Task prompt
Once the data has been read, return all of it precisely as written.

Data to use
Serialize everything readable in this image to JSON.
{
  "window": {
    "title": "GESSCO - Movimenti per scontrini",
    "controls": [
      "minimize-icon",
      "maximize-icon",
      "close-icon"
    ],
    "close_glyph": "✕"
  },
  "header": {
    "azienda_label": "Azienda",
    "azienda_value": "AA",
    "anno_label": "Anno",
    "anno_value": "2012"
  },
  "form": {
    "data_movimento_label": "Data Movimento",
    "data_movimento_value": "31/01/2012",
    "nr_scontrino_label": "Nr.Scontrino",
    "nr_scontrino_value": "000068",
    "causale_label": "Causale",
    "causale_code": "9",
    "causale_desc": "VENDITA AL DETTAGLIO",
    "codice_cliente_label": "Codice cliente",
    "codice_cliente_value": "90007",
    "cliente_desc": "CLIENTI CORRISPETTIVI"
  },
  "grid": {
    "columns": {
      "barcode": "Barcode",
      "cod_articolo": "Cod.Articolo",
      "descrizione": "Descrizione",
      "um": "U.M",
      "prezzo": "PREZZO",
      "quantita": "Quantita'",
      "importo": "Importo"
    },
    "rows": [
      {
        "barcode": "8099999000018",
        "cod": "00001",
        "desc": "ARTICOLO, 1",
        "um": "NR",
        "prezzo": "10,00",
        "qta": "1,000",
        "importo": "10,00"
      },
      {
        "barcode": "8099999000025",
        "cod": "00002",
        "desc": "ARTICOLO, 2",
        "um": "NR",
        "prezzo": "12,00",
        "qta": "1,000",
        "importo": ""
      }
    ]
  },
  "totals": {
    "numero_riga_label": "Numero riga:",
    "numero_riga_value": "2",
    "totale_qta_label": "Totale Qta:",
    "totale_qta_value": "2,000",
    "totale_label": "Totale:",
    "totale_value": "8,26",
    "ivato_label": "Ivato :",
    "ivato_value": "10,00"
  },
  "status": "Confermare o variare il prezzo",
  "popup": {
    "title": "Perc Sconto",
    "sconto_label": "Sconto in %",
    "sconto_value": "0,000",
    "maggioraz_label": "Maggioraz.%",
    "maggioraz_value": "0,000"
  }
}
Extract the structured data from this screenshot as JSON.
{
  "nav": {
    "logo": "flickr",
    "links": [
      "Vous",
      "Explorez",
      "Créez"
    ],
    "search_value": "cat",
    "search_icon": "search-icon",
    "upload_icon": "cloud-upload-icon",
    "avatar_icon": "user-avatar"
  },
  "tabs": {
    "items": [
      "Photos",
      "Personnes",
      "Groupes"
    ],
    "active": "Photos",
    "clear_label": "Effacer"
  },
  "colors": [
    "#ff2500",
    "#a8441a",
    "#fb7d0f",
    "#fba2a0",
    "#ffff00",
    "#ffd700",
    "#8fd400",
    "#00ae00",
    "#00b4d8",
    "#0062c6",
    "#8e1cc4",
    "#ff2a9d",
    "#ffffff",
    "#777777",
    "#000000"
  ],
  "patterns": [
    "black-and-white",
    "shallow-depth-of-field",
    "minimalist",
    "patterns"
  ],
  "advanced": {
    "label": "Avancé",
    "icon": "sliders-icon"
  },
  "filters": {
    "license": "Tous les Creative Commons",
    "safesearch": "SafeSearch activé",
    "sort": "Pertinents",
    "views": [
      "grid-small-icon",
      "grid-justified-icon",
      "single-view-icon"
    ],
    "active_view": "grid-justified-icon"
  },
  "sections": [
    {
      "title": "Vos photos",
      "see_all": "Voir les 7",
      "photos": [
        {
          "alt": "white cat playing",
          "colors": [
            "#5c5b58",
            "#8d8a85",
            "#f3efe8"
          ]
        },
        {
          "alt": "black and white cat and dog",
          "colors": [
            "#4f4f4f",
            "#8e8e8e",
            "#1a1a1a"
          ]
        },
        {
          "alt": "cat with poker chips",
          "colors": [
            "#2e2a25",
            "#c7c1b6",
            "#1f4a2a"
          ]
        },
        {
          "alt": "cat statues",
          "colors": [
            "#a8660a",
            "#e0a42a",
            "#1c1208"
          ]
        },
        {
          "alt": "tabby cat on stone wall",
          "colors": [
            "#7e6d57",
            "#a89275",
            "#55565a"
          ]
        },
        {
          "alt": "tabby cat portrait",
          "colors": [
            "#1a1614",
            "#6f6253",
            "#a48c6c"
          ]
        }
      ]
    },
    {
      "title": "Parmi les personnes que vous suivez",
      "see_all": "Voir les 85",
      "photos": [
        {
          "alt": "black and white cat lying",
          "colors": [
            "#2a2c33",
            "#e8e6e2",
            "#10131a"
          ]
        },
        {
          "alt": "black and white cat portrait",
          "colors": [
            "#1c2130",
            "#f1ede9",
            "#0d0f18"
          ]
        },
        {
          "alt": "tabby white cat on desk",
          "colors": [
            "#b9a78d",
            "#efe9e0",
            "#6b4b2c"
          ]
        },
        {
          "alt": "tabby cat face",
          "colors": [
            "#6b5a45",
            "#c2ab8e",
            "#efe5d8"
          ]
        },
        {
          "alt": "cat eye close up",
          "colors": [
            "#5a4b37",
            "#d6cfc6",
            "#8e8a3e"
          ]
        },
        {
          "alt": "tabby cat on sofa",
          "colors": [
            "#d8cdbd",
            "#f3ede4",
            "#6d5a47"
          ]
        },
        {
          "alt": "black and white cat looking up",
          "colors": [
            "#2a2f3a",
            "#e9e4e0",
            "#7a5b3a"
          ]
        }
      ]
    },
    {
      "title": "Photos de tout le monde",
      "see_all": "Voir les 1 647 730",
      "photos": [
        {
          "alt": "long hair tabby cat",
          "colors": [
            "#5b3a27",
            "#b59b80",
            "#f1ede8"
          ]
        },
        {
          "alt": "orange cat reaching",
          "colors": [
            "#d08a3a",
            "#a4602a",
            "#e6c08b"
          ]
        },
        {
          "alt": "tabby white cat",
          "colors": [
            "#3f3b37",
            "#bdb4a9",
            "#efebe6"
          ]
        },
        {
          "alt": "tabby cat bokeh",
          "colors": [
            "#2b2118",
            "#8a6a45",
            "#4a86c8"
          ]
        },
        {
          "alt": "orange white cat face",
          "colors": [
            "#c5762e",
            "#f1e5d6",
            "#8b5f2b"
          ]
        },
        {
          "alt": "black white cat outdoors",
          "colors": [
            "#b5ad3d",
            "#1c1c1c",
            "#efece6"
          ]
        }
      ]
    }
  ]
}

Task answer
Serialize everything readable in this image to JSON.
{
  "window": {
    "title": "GESSCO - Movimenti per scontrini",
    "controls": [
      "minimize-icon",
      "maximize-icon",
      "close-icon"
    ],
    "close_glyph": "✕"
  },
  "header": {
    "azienda_label": "Azienda",
    "azienda_value": "AA",
    "anno_label": "Anno",
    "anno_value": "2012"
  },
  "form": {
    "data_movimento_label": "Data Movimento",
    "data_movimento_value": "31/01/2012",
    "nr_scontrino_label": "Nr.Scontrino",
    "nr_scontrino_value": "000068",
    "causale_label": "Causale",
    "causale_code": "9",
    "causale_desc": "VENDITA AL DETTAGLIO",
    "codice_cliente_label": "Codice cliente",
    "codice_cliente_value": "90007",
    "cliente_desc": "CLIENTI CORRISPETTIVI"
  },
  "grid": {
    "columns": {
      "barcode": "Barcode",
      "cod_articolo": "Cod.Articolo",
      "descrizione": "Descrizione",
      "um": "U.M",
      "prezzo": "PREZZO",
      "quantita": "Quantita'",
      "importo": "Importo"
    },
    "rows": [
      {
        "barcode": "8099999000018",
        "cod": "00001",
        "desc": "ARTICOLO, 1",
        "um": "NR",
        "prezzo": "10,00",
        "qta": "1,000",
        "importo": "10,00"
      },
      {
        "barcode": "8099999000025",
        "cod": "00002",
        "desc": "ARTICOLO, 2",
        "um": "NR",
        "prezzo": "12,00",
        "qta": "1,000",
        "importo": ""
      }
    ]
  },
  "totals": {
    "numero_riga_label": "Numero riga:",
    "numero_riga_value": "2",
    "totale_qta_label": "Totale Qta:",
    "totale_qta_value": "2,000",
    "totale_label": "Totale:",
    "totale_value": "8,26",
    "ivato_label": "Ivato :",
    "ivato_value": "10,00"
  },
  "status": "Confermare o variare il prezzo",
  "popup": {
    "title": "Perc Sconto",
    "sconto_label": "Sconto in %",
    "sconto_value": "0,000",
    "maggioraz_label": "Maggioraz.%",
    "maggioraz_value": "0,000"
  }
}
Extract the structured data from this screenshot as JSON.
{
  "nav": {
    "logo": "flickr",
    "links": [
      "Vous",
      "Explorez",
      "Créez"
    ],
    "search_value": "cat",
    "search_icon": "search-icon",
    "upload_icon": "cloud-upload-icon",
    "avatar_icon": "user-avatar"
  },
  "tabs": {
    "items": [
      "Photos",
      "Personnes",
      "Groupes"
    ],
    "active": "Photos",
    "clear_label": "Effacer"
  },
  "colors": [
    "#ff2500",
    "#a8441a",
    "#fb7d0f",
    "#fba2a0",
    "#ffff00",
    "#ffd700",
    "#8fd400",
    "#00ae00",
    "#00b4d8",
    "#0062c6",
    "#8e1cc4",
    "#ff2a9d",
    "#ffffff",
    "#777777",
    "#000000"
  ],
  "patterns": [
    "black-and-white",
    "shallow-depth-of-field",
    "minimalist",
    "patterns"
  ],
  "advanced": {
    "label": "Avancé",
    "icon": "sliders-icon"
  },
  "filters": {
    "license": "Tous les Creative Commons",
    "safesearch": "SafeSearch activé",
    "sort": "Pertinents",
    "views": [
      "grid-small-icon",
      "grid-justified-icon",
      "single-view-icon"
    ],
    "active_view": "grid-justified-icon"
  },
  "sections": [
    {
      "title": "Vos photos",
      "see_all": "Voir les 7",
      "photos": [
        {
          "alt": "white cat playing",
          "colors": [
            "#5c5b58",
            "#8d8a85",
            "#f3efe8"
          ]
        },
        {
          "alt": "black and white cat and dog",
          "colors": [
            "#4f4f4f",
            "#8e8e8e",
            "#1a1a1a"
          ]
        },
        {
          "alt": "cat with poker chips",
          "colors": [
            "#2e2a25",
            "#c7c1b6",
            "#1f4a2a"
          ]
        },
        {
          "alt": "cat statues",
          "colors": [
            "#a8660a",
            "#e0a42a",
            "#1c1208"
          ]
        },
        {
          "alt": "tabby cat on stone wall",
          "colors": [
            "#7e6d57",
            "#a89275",
            "#55565a"
          ]
        },
        {
          "alt": "tabby cat portrait",
          "colors": [
            "#1a1614",
            "#6f6253",
            "#a48c6c"
          ]
        }
      ]
    },
    {
      "title": "Parmi les personnes que vous suivez",
      "see_all": "Voir les 85",
      "photos": [
        {
          "alt": "black and white cat lying",
          "colors": [
            "#2a2c33",
            "#e8e6e2",
            "#10131a"
          ]
        },
        {
          "alt": "black and white cat portrait",
          "colors": [
            "#1c2130",
            "#f1ede9",
            "#0d0f18"
          ]
        },
        {
          "alt": "tabby white cat on desk",
          "colors": [
            "#b9a78d",
            "#efe9e0",
            "#6b4b2c"
          ]
        },
        {
          "alt": "tabby cat face",
          "colors": [
            "#6b5a45",
            "#c2ab8e",
            "#efe5d8"
          ]
        },
        {
          "alt": "cat eye close up",
          "colors": [
            "#5a4b37",
            "#d6cfc6",
            "#8e8a3e"
          ]
        },
        {
          "alt": "tabby cat on sofa",
          "colors": [
            "#d8cdbd",
            "#f3ede4",
            "#6d5a47"
          ]
        },
        {
          "alt": "black and white cat looking up",
          "colors": [
            "#2a2f3a",
            "#e9e4e0",
            "#7a5b3a"
          ]
        }
      ]
    },
    {
      "title": "Photos de tout le monde",
      "see_all": "Voir les 1 647 730",
      "photos": [
        {
          "alt": "long hair tabby cat",
          "colors": [
            "#5b3a27",
            "#b59b80",
            "#f1ede8"
          ]
        },
        {
          "alt": "orange cat reaching",
          "colors": [
            "#d08a3a",
            "#a4602a",
            "#e6c08b"
          ]
        },
        {
          "alt": "tabby white cat",
          "colors": [
            "#3f3b37",
            "#bdb4a9",
            "#efebe6"
          ]
        },
        {
          "alt": "tabby cat bokeh",
          "colors": [
            "#2b2118",
            "#8a6a45",
            "#4a86c8"
          ]
        },
        {
          "alt": "orange white cat face",
          "colors": [
            "#c5762e",
            "#f1e5d6",
            "#8b5f2b"
          ]
        },
        {
          "alt": "black white cat outdoors",
          "colors": [
            "#b5ad3d",
            "#1c1c1c",
            "#efece6"
          ]
        }
      ]
    }
  ]
}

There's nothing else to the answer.